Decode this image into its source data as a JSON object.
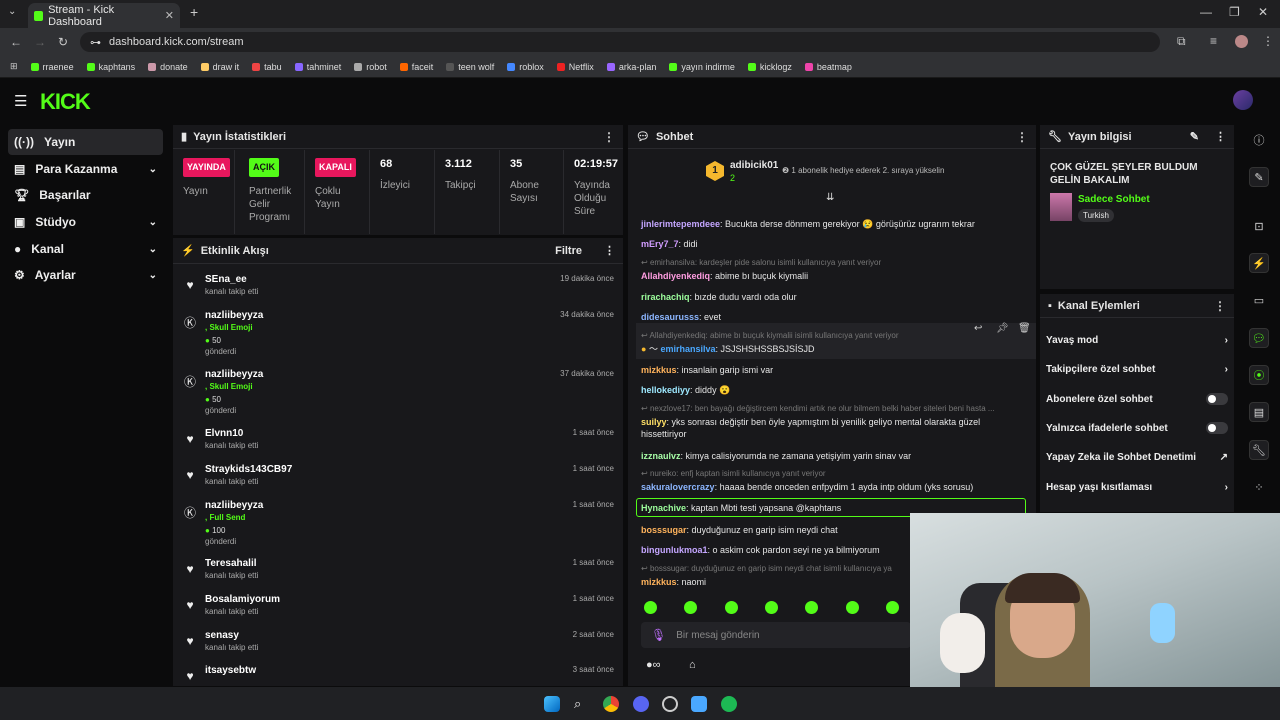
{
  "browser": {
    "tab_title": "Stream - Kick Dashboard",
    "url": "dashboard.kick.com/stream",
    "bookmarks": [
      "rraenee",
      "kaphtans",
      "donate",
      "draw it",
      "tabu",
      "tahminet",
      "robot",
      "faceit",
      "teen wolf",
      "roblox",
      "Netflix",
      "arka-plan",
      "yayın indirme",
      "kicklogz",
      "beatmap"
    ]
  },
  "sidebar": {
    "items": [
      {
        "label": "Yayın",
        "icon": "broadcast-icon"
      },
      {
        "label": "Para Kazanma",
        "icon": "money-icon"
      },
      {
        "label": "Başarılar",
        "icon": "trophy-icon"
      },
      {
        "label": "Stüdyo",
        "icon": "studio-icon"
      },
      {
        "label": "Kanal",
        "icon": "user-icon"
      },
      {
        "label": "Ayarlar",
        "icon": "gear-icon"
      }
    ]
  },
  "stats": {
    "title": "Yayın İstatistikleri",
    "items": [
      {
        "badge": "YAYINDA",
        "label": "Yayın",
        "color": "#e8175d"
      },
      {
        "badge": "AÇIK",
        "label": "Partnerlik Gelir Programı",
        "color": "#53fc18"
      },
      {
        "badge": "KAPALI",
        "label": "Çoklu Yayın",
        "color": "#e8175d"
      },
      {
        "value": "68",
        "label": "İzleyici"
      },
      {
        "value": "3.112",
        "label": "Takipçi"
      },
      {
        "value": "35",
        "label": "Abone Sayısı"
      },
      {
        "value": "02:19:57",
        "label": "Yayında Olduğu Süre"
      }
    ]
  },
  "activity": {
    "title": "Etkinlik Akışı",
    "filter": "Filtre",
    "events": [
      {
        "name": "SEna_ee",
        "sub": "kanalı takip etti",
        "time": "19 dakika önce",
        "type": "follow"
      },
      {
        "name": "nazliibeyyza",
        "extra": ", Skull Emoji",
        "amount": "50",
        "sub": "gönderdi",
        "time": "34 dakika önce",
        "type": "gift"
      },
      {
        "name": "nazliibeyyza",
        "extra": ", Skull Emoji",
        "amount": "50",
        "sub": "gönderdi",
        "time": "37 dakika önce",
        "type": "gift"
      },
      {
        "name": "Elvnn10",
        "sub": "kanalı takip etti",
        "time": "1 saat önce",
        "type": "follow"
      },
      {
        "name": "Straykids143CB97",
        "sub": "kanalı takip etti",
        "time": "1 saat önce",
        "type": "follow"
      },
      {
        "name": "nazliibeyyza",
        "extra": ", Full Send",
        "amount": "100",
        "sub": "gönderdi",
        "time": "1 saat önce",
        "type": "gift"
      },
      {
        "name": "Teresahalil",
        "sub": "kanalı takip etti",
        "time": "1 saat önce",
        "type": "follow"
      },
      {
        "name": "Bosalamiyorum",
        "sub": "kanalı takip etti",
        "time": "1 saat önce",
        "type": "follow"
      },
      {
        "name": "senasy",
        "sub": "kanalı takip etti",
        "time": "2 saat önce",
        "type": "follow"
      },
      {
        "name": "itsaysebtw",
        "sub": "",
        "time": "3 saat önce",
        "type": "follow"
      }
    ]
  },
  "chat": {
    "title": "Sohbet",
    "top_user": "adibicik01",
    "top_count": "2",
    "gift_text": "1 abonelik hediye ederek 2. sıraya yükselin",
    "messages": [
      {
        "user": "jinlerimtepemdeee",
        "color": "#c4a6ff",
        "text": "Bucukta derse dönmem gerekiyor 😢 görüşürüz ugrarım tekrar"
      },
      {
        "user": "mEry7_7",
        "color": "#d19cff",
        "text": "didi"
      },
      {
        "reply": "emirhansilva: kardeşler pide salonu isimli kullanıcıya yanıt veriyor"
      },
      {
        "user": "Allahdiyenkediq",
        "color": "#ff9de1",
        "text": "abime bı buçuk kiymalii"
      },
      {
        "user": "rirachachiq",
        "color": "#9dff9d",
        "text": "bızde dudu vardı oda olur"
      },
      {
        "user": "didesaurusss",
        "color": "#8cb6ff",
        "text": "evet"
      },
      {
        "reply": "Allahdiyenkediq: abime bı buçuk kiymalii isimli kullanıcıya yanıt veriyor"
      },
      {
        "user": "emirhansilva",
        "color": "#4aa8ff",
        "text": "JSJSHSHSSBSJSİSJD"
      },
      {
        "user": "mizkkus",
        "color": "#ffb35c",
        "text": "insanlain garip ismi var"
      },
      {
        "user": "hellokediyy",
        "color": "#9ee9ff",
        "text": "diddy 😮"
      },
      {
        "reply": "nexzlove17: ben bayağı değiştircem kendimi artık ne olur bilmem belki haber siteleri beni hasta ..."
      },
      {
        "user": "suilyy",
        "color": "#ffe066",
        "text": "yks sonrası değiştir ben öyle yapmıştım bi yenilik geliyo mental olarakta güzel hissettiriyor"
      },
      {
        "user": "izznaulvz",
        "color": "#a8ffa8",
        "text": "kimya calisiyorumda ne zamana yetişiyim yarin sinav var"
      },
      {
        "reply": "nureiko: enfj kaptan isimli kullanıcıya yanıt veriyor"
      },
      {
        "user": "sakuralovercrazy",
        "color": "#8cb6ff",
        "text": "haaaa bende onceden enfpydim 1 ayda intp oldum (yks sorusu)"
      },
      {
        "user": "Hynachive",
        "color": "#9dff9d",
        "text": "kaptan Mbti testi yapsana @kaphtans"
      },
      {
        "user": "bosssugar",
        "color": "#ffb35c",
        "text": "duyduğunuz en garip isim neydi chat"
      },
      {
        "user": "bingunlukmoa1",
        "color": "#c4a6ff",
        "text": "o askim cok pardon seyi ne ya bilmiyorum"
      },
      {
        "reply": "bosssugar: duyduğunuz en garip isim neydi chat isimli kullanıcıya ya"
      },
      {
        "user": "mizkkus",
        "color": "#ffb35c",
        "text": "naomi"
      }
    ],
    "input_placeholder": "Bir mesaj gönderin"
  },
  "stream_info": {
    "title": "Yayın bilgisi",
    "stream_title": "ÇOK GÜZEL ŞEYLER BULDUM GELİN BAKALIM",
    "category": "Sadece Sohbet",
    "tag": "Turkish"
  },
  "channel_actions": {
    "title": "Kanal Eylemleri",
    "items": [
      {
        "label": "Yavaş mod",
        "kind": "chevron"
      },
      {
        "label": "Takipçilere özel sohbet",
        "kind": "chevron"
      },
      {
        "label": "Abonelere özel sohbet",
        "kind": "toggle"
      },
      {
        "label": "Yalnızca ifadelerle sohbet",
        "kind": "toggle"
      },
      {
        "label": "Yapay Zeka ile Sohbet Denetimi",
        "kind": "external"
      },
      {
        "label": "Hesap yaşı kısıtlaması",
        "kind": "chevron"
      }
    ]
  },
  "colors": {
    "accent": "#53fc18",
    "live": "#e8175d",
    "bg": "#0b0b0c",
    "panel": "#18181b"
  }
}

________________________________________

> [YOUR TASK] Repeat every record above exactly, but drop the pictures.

> [EXERCISE ANSWER]
Decode this image into its source data as a JSON object.
{
  "browser": {
    "tab_title": "Stream - Kick Dashboard",
    "url": "dashboard.kick.com/stream",
    "bookmarks": [
      "rraenee",
      "kaphtans",
      "donate",
      "draw it",
      "tabu",
      "tahminet",
      "robot",
      "faceit",
      "teen wolf",
      "roblox",
      "Netflix",
      "arka-plan",
      "yayın indirme",
      "kicklogz",
      "beatmap"
    ]
  },
  "sidebar": {
    "items": [
      {
        "label": "Yayın",
        "icon": "broadcast-icon"
      },
      {
        "label": "Para Kazanma",
        "icon": "money-icon"
      },
      {
        "label": "Başarılar",
        "icon": "trophy-icon"
      },
      {
        "label": "Stüdyo",
        "icon": "studio-icon"
      },
      {
        "label": "Kanal",
        "icon": "user-icon"
      },
      {
        "label": "Ayarlar",
        "icon": "gear-icon"
      }
    ]
  },
  "stats": {
    "title": "Yayın İstatistikleri",
    "items": [
      {
        "badge": "YAYINDA",
        "label": "Yayın",
        "color": "#e8175d"
      },
      {
        "badge": "AÇIK",
        "label": "Partnerlik Gelir Programı",
        "color": "#53fc18"
      },
      {
        "badge": "KAPALI",
        "label": "Çoklu Yayın",
        "color": "#e8175d"
      },
      {
        "value": "68",
        "label": "İzleyici"
      },
      {
        "value": "3.112",
        "label": "Takipçi"
      },
      {
        "value": "35",
        "label": "Abone Sayısı"
      },
      {
        "value": "02:19:57",
        "label": "Yayında Olduğu Süre"
      }
    ]
  },
  "activity": {
    "title": "Etkinlik Akışı",
    "filter": "Filtre",
    "events": [
      {
        "name": "SEna_ee",
        "sub": "kanalı takip etti",
        "time": "19 dakika önce",
        "type": "follow"
      },
      {
        "name": "nazliibeyyza",
        "extra": ", Skull Emoji",
        "amount": "50",
        "sub": "gönderdi",
        "time": "34 dakika önce",
        "type": "gift"
      },
      {
        "name": "nazliibeyyza",
        "extra": ", Skull Emoji",
        "amount": "50",
        "sub": "gönderdi",
        "time": "37 dakika önce",
        "type": "gift"
      },
      {
        "name": "Elvnn10",
        "sub": "kanalı takip etti",
        "time": "1 saat önce",
        "type": "follow"
      },
      {
        "name": "Straykids143CB97",
        "sub": "kanalı takip etti",
        "time": "1 saat önce",
        "type": "follow"
      },
      {
        "name": "nazliibeyyza",
        "extra": ", Full Send",
        "amount": "100",
        "sub": "gönderdi",
        "time": "1 saat önce",
        "type": "gift"
      },
      {
        "name": "Teresahalil",
        "sub": "kanalı takip etti",
        "time": "1 saat önce",
        "type": "follow"
      },
      {
        "name": "Bosalamiyorum",
        "sub": "kanalı takip etti",
        "time": "1 saat önce",
        "type": "follow"
      },
      {
        "name": "senasy",
        "sub": "kanalı takip etti",
        "time": "2 saat önce",
        "type": "follow"
      },
      {
        "name": "itsaysebtw",
        "sub": "",
        "time": "3 saat önce",
        "type": "follow"
      }
    ]
  },
  "chat": {
    "title": "Sohbet",
    "top_user": "adibicik01",
    "top_count": "2",
    "gift_text": "1 abonelik hediye ederek 2. sıraya yükselin",
    "messages": [
      {
        "user": "jinlerimtepemdeee",
        "color": "#c4a6ff",
        "text": "Bucukta derse dönmem gerekiyor 😢 görüşürüz ugrarım tekrar"
      },
      {
        "user": "mEry7_7",
        "color": "#d19cff",
        "text": "didi"
      },
      {
        "reply": "emirhansilva: kardeşler pide salonu isimli kullanıcıya yanıt veriyor"
      },
      {
        "user": "Allahdiyenkediq",
        "color": "#ff9de1",
        "text": "abime bı buçuk kiymalii"
      },
      {
        "user": "rirachachiq",
        "color": "#9dff9d",
        "text": "bızde dudu vardı oda olur"
      },
      {
        "user": "didesaurusss",
        "color": "#8cb6ff",
        "text": "evet"
      },
      {
        "reply": "Allahdiyenkediq: abime bı buçuk kiymalii isimli kullanıcıya yanıt veriyor"
      },
      {
        "user": "emirhansilva",
        "color": "#4aa8ff",
        "text": "JSJSHSHSSBSJSİSJD"
      },
      {
        "user": "mizkkus",
        "color": "#ffb35c",
        "text": "insanlain garip ismi var"
      },
      {
        "user": "hellokediyy",
        "color": "#9ee9ff",
        "text": "diddy 😮"
      },
      {
        "reply": "nexzlove17: ben bayağı değiştircem kendimi artık ne olur bilmem belki haber siteleri beni hasta ..."
      },
      {
        "user": "suilyy",
        "color": "#ffe066",
        "text": "yks sonrası değiştir ben öyle yapmıştım bi yenilik geliyo mental olarakta güzel hissettiriyor"
      },
      {
        "user": "izznaulvz",
        "color": "#a8ffa8",
        "text": "kimya calisiyorumda ne zamana yetişiyim yarin sinav var"
      },
      {
        "reply": "nureiko: enfj kaptan isimli kullanıcıya yanıt veriyor"
      },
      {
        "user": "sakuralovercrazy",
        "color": "#8cb6ff",
        "text": "haaaa bende onceden enfpydim 1 ayda intp oldum (yks sorusu)"
      },
      {
        "user": "Hynachive",
        "color": "#9dff9d",
        "text": "kaptan Mbti testi yapsana @kaphtans"
      },
      {
        "user": "bosssugar",
        "color": "#ffb35c",
        "text": "duyduğunuz en garip isim neydi chat"
      },
      {
        "user": "bingunlukmoa1",
        "color": "#c4a6ff",
        "text": "o askim cok pardon seyi ne ya bilmiyorum"
      },
      {
        "reply": "bosssugar: duyduğunuz en garip isim neydi chat isimli kullanıcıya ya"
      },
      {
        "user": "mizkkus",
        "color": "#ffb35c",
        "text": "naomi"
      }
    ],
    "input_placeholder": "Bir mesaj gönderin"
  },
  "stream_info": {
    "title": "Yayın bilgisi",
    "stream_title": "ÇOK GÜZEL ŞEYLER BULDUM GELİN BAKALIM",
    "category": "Sadece Sohbet",
    "tag": "Turkish"
  },
  "channel_actions": {
    "title": "Kanal Eylemleri",
    "items": [
      {
        "label": "Yavaş mod",
        "kind": "chevron"
      },
      {
        "label": "Takipçilere özel sohbet",
        "kind": "chevron"
      },
      {
        "label": "Abonelere özel sohbet",
        "kind": "toggle"
      },
      {
        "label": "Yalnızca ifadelerle sohbet",
        "kind": "toggle"
      },
      {
        "label": "Yapay Zeka ile Sohbet Denetimi",
        "kind": "external"
      },
      {
        "label": "Hesap yaşı kısıtlaması",
        "kind": "chevron"
      }
    ]
  },
  "colors": {
    "accent": "#53fc18",
    "live": "#e8175d",
    "bg": "#0b0b0c",
    "panel": "#18181b"
  }
}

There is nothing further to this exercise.